§ **RECORD SET**:
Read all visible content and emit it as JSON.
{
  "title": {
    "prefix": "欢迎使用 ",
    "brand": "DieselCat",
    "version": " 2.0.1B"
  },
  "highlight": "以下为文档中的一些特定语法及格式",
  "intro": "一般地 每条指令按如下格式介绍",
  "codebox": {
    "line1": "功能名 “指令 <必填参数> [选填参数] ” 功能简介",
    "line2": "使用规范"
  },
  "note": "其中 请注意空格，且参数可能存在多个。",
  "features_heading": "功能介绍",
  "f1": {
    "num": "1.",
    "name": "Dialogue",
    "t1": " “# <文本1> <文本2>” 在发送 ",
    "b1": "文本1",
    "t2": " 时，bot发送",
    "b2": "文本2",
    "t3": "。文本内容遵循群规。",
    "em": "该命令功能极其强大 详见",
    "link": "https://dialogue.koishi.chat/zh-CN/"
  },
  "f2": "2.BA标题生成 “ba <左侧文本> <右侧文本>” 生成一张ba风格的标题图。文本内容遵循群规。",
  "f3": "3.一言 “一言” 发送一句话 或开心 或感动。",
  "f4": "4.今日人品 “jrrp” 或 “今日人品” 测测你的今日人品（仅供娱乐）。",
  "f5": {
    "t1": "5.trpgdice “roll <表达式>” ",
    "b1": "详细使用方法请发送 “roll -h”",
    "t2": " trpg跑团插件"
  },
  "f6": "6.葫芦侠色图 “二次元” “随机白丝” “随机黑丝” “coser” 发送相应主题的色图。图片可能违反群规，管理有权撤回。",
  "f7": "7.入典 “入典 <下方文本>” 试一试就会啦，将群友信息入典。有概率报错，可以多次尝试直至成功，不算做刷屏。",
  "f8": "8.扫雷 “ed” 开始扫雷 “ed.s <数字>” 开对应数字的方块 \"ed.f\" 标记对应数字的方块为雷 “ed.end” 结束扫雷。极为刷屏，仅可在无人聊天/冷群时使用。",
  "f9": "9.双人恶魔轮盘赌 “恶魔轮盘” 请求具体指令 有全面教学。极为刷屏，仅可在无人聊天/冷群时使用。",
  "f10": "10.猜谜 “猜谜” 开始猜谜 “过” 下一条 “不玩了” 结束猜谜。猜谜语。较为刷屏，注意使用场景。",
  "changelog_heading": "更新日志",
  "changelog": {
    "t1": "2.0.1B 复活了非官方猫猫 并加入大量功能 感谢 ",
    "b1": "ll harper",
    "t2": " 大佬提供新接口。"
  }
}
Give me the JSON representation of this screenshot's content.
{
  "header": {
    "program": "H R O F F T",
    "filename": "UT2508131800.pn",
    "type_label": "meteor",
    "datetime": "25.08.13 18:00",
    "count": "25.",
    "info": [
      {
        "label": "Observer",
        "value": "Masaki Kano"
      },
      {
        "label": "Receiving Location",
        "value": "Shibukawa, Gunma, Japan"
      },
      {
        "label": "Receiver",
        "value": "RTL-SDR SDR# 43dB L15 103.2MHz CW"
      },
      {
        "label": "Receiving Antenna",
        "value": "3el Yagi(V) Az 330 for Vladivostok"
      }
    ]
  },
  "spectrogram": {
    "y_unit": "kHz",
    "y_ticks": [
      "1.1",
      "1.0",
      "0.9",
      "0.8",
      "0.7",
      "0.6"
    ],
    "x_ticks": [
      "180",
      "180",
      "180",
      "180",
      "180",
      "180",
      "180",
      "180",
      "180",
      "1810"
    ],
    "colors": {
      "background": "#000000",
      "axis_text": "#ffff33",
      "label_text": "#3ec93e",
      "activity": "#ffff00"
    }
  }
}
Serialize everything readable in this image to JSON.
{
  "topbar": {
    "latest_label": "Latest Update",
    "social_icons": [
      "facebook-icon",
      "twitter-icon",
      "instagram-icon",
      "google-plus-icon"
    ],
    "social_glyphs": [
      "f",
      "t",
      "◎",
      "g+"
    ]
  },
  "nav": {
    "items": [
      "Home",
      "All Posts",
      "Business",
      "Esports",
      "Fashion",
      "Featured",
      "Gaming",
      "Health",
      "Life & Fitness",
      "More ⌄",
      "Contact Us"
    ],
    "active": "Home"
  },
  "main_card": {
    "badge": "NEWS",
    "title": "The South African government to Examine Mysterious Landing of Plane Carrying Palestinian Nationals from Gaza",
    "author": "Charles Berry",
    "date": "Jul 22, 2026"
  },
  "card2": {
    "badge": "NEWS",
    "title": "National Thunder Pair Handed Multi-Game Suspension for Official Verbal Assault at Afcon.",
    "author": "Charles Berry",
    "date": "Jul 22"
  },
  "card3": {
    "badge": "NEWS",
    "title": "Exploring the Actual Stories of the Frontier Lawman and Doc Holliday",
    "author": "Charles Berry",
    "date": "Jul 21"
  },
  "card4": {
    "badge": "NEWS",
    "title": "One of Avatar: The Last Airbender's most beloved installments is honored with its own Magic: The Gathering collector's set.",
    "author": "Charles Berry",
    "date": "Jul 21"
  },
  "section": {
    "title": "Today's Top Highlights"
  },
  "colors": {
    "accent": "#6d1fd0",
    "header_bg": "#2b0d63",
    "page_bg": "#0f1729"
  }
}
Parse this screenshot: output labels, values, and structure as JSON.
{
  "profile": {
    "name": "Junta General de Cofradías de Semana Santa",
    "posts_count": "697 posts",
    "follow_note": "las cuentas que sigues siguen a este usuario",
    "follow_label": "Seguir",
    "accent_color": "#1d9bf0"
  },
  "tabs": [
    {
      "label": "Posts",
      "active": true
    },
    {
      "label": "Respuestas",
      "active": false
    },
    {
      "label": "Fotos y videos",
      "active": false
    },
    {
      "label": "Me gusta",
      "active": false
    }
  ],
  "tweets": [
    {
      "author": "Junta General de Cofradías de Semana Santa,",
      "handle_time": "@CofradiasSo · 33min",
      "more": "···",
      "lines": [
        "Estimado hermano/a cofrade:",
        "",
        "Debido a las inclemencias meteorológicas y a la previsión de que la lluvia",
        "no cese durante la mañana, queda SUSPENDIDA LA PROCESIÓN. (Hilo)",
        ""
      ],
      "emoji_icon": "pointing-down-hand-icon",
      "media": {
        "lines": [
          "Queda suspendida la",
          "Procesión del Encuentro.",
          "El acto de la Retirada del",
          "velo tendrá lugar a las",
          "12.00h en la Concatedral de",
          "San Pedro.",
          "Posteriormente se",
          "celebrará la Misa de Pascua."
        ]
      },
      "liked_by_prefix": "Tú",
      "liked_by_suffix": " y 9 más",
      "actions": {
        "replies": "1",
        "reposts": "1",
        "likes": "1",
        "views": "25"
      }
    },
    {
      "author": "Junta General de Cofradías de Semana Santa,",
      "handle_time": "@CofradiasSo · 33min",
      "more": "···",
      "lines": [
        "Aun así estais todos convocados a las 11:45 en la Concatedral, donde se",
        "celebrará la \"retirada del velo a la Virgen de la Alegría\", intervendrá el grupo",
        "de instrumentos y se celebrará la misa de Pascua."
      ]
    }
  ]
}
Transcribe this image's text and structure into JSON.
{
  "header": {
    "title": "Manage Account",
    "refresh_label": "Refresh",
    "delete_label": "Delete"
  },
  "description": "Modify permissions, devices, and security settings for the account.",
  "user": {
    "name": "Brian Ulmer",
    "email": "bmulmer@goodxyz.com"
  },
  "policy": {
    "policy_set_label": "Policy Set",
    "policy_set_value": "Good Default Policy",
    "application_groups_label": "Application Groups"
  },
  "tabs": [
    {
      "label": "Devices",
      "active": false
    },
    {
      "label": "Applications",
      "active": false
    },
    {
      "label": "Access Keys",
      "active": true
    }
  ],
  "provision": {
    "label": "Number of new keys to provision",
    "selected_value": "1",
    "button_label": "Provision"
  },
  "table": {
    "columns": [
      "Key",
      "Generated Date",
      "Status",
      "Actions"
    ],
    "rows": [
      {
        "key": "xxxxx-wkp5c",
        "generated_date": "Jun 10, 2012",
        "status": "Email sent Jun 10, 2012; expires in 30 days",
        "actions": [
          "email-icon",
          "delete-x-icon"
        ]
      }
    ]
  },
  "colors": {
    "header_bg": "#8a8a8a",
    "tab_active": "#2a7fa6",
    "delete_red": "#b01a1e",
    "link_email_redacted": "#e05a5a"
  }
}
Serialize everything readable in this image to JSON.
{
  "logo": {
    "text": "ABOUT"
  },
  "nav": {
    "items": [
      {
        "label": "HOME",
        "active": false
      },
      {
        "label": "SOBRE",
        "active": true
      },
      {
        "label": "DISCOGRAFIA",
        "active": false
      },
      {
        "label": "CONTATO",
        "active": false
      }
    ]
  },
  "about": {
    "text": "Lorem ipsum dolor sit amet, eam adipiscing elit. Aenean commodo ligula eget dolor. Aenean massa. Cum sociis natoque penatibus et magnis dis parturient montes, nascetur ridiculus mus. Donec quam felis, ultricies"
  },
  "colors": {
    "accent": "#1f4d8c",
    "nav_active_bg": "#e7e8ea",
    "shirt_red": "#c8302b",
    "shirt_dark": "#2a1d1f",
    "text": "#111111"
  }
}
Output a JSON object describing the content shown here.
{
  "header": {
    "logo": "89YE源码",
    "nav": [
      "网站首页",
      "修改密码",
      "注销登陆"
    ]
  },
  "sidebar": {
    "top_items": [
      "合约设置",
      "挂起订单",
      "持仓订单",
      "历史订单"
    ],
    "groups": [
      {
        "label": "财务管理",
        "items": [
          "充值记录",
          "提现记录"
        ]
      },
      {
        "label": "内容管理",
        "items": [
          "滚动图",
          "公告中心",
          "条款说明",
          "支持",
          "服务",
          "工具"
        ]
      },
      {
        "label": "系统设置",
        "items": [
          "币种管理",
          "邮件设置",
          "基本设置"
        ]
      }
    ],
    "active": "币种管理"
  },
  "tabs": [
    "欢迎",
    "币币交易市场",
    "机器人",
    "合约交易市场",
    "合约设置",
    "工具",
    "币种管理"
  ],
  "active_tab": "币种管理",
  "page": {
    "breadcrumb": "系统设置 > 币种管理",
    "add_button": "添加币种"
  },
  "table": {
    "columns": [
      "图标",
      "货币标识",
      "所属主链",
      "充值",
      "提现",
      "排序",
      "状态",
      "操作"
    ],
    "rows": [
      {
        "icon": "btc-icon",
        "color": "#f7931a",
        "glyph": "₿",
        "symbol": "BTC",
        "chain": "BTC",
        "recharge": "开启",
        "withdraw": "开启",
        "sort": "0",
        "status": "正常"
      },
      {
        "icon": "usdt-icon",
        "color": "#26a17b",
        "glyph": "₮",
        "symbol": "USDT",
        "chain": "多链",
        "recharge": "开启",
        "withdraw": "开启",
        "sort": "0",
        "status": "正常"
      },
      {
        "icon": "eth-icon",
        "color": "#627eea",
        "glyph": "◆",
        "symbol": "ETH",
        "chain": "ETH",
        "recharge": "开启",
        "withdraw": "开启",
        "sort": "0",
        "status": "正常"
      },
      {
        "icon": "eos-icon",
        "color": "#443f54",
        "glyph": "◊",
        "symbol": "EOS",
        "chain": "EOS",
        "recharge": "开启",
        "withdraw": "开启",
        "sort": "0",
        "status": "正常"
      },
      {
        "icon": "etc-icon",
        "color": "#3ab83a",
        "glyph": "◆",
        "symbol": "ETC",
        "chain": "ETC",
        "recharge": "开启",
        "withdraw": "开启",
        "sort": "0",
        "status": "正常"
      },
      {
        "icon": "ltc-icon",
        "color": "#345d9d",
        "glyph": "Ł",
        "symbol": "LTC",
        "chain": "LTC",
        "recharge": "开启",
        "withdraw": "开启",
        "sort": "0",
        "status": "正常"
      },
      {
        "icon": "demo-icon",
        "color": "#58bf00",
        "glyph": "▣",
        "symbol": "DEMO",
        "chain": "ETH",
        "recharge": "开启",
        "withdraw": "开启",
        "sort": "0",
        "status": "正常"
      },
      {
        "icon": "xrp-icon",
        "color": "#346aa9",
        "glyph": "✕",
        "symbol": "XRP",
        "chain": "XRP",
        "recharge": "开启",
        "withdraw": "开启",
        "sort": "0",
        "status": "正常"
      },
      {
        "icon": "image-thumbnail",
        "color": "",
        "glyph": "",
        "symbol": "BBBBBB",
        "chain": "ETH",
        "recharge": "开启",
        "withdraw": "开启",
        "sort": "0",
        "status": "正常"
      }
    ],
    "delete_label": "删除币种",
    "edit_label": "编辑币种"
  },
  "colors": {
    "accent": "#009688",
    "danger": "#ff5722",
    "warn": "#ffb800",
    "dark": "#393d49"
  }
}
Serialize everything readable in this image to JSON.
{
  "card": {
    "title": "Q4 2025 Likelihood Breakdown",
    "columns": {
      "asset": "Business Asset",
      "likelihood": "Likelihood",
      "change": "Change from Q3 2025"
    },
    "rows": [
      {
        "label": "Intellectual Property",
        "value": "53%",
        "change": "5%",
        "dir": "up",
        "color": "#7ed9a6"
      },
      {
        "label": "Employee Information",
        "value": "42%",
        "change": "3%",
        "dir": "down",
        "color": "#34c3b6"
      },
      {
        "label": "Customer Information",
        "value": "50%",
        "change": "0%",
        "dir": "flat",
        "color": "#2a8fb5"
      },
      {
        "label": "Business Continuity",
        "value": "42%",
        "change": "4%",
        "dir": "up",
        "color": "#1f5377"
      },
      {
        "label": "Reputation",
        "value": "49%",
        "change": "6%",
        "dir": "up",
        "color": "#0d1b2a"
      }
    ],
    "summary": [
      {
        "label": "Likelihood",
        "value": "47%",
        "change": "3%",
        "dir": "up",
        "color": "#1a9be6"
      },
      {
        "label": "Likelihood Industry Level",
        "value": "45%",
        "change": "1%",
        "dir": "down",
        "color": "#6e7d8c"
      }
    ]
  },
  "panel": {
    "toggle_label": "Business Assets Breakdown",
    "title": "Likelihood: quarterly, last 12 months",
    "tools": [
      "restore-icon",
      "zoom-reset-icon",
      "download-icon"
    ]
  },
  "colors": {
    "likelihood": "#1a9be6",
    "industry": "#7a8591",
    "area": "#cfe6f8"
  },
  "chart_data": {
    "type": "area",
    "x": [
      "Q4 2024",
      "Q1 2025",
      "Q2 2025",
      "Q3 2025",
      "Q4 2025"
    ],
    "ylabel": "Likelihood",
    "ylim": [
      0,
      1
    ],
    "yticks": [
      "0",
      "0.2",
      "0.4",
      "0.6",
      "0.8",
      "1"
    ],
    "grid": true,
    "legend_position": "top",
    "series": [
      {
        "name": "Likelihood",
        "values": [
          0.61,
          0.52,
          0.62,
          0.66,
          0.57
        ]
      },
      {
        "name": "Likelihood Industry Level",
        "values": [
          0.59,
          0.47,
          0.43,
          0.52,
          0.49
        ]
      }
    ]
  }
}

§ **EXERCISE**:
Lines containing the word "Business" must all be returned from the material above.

§ **FINISHED TASK**:
      "Business",
      "asset": "Business Asset",
        "label": "Business Continuity",
    "toggle_label": "Business Assets Breakdown",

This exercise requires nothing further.